Food production is probably responsible for somewhere between 21% and 37% of human greenhouse gas (GHG) emissions. And yet, although agricultural production has increased along with emissions, the food it produces is increasingly associated with ill health. Climate change predicts that global food supply will become more precarious. The report calls for changes in food production, absolutely essential to maintain food security in the face of climate change, and points out that these changes offer opportunities to improve human well-being at the same time as delivering adaptation to and mitigation of climate change

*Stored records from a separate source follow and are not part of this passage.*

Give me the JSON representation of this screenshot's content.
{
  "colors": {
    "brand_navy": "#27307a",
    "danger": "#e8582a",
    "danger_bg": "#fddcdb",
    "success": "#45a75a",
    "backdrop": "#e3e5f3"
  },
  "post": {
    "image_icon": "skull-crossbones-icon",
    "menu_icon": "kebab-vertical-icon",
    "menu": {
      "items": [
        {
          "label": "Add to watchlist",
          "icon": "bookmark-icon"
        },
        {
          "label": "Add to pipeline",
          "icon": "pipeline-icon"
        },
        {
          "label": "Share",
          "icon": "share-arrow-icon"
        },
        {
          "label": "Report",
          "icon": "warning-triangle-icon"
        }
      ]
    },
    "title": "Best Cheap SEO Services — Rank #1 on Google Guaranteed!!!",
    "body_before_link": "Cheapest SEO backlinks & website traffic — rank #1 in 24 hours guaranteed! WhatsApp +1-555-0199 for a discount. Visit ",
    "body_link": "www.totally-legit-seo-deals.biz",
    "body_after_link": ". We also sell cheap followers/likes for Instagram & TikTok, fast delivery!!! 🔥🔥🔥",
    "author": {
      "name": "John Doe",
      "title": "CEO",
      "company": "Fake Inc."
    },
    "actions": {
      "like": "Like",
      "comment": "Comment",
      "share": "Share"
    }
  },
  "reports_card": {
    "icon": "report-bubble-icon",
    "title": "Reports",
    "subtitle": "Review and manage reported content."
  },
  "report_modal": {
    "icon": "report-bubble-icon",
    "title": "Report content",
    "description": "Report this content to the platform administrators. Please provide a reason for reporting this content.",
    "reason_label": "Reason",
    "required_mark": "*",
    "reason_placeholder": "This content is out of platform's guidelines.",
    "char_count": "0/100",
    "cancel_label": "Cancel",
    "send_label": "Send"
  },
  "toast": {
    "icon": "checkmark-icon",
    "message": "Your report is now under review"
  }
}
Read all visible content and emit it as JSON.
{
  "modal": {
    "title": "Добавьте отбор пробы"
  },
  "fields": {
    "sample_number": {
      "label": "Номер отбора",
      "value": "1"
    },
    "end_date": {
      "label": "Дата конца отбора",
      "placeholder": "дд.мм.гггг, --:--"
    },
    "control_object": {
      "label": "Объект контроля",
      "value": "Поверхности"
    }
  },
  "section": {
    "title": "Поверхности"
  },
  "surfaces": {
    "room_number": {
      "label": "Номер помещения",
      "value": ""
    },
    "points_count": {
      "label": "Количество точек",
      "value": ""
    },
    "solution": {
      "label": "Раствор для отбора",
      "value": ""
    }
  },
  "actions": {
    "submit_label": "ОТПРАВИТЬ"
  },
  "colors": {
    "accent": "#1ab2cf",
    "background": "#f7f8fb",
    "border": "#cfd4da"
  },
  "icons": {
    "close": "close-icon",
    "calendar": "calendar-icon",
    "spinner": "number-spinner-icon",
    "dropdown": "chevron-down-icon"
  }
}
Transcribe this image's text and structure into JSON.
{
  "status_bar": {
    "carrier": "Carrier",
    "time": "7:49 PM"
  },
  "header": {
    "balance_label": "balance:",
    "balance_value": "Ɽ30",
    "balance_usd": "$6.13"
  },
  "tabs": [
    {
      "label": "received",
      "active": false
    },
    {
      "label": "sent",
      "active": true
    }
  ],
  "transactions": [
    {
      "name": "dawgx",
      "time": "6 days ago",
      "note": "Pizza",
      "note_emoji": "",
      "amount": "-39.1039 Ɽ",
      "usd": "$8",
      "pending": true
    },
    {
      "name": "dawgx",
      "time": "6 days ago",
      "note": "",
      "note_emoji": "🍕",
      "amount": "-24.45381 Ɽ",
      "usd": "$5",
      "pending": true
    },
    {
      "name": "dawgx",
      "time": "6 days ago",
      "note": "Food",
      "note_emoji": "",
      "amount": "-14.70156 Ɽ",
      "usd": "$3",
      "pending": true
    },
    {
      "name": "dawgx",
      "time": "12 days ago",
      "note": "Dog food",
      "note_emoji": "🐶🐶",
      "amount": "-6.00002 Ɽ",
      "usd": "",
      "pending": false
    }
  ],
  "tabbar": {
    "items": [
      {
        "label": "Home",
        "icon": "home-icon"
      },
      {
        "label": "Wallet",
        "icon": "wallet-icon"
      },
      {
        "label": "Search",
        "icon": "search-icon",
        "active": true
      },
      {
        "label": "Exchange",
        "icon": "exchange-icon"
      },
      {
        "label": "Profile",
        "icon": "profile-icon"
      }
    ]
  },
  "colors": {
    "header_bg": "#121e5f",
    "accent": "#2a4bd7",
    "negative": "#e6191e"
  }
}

Many of the IPCC’s recommendations are a strong endorsement of the work that Bioversity International has been carrying out over the past several years. For example, the report says that diversification – specifically including the use of a broader range of genetic resources and more diverse diets – can reduce the risks posed by climate change.
While the report’s authors have said in press conferences that they are not in the business of offering dietary advice, the report itself does say that “balanced diets, featuring plant-based foods, such as those based on coarse grains, legumes, fruits and vegetables, nuts and seeds, and animal-source foods produced in resilient, sustainable and low-GHG emission systems” will not only promote adaptation and mitigation but by improving human health will also reduce the cost of health care.